# Reflection

##### 3 minutes • 551 words

## Table of contents

How can we determine this refraction quantitatively?

To answer this, we must first explain reflection.

Suppose a ball is struck from `A`

towards `B`

. At `B`

it meets the surface of the ground `CBE`

, which prevents it from going further and causes it to be deflected.

- The ground is perfectly flat and hard.
- The ball always travels at a constant speed, both when it descends and rebounds upwards.

Where will it go?

### The Directional Force

**The force that causes the speed of the ball is different from the force that causes the direction of the ball.** That direction is determined by the position of the racket.

This directional force shows that this ball can be diverted by the encounter with the earth `CBE`

.

Thus, `CBE`

can change the direction that it had towards `B`

without changing the force that gave its speed, since these are 2 different things.

This is why it does not have to stop at `B`

before bouncing off to `F`

as many of our Philosophers think. If it was stopped at `B`

then there is nothing at `B`

which can cause it to start again.

The determination to move towards a certain side, as well as movement and generally any other kind of quantity, can be divided between all the parts that compose it.

A ball that moves from `A`

to `D`

is composed of 2 others:

- A force which makes it fall from the line
`AB`

to the line`CD`

- A force which makes it go from the left
`AC`

to the right`BD`

These together lead it to `D`

along the straight line `AD`

.

The encounter with the earth can only prevent **one** of these two determinations, and not the other.

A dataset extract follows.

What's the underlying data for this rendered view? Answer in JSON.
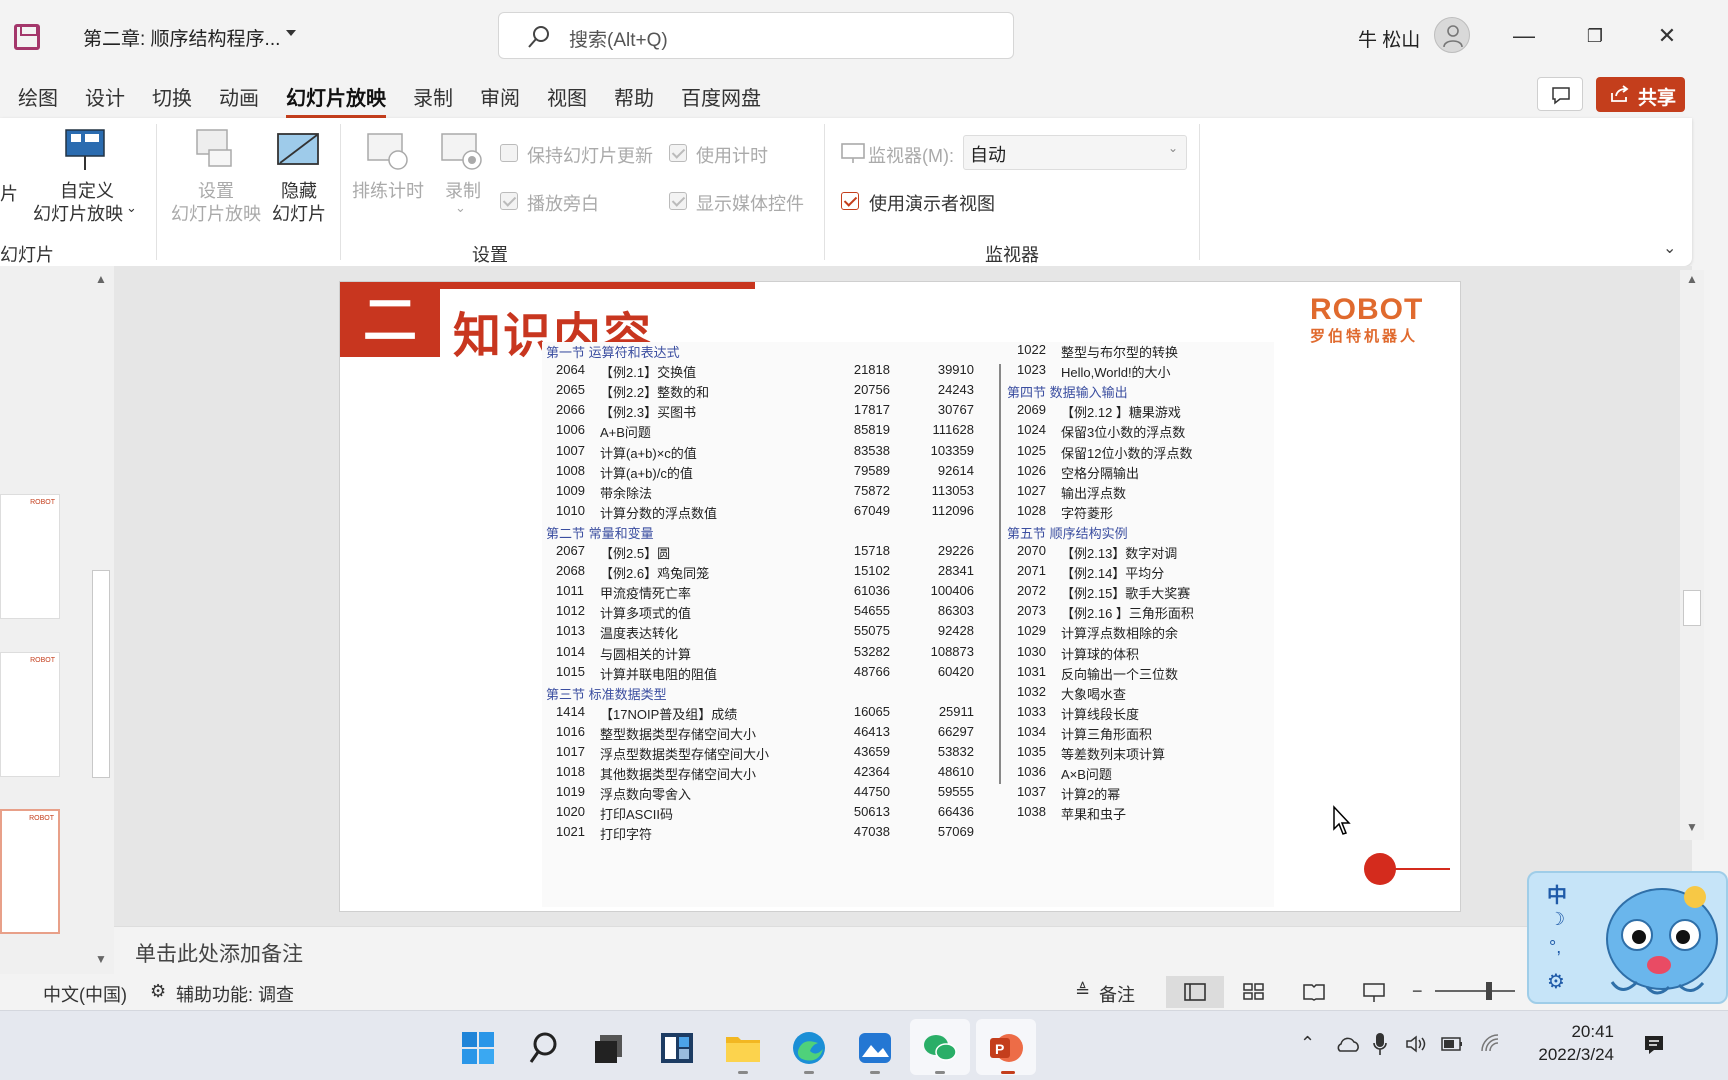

- It prevents the one that made the ball fall from
`AB`

to`CD`

because it occupies all the space that is below`CD`

.

Let us draw a circle with center `B`

, which passes through line `A`

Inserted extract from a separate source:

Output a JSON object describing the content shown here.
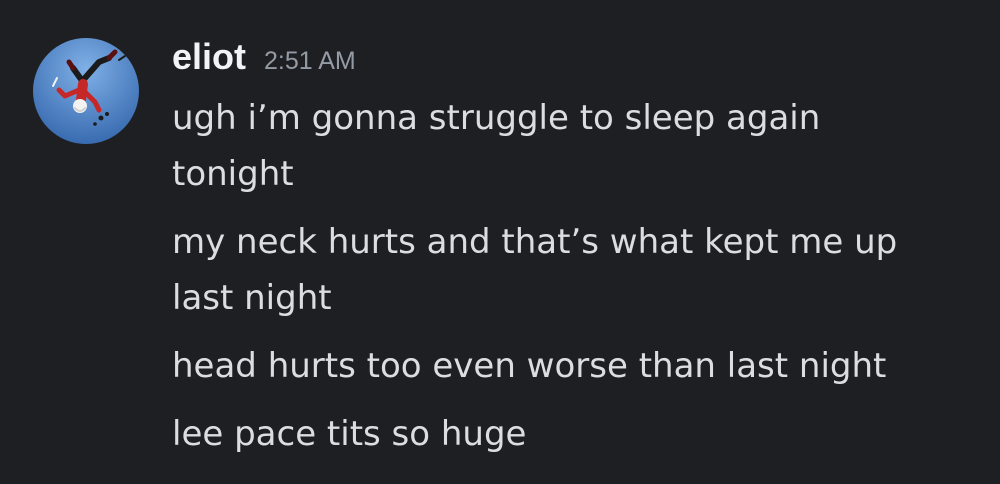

which is the path of the ball.

The ball would have travelled from in the same time from `B`

to some point on the circle’s circumference, as it travelled from `A`

to `B`

.

This is because we suppose that:

- all the points in the circle are as distant from
`B`

as`A`

is. - the ball’s speed is always equally fast.*

## Superphysics Note

To know where on this circle the ball must end up, let us draw 3 straight lines `AC`

, `HB`

, `FE`

perpendicular to `CE`

.

- The distance between
`AC`

and`HB`

is the same as that between`HB`

and`FE`

.

Assume that it will take the ball travelling rightwards the same time to go from point `A`

to point `B`

and from `B`

to any point in the circle that touches line `FE`

. In this case, it is `F`

or `D`

.

Thus, if the Earth prevents it from passing towards `D`

, then it must go towards `F`

.

This is how reflection occurs at an angle always equal to what is called *the angle of incidence*.

For example, if a ray coming from point `A`

falls on point `B`

on the flat mirror `CBE`

, it reflects towards `F`

in such a way that the angle of reflection `FBE`

is neither greater nor smaller than the angle of incidence `ABC`

.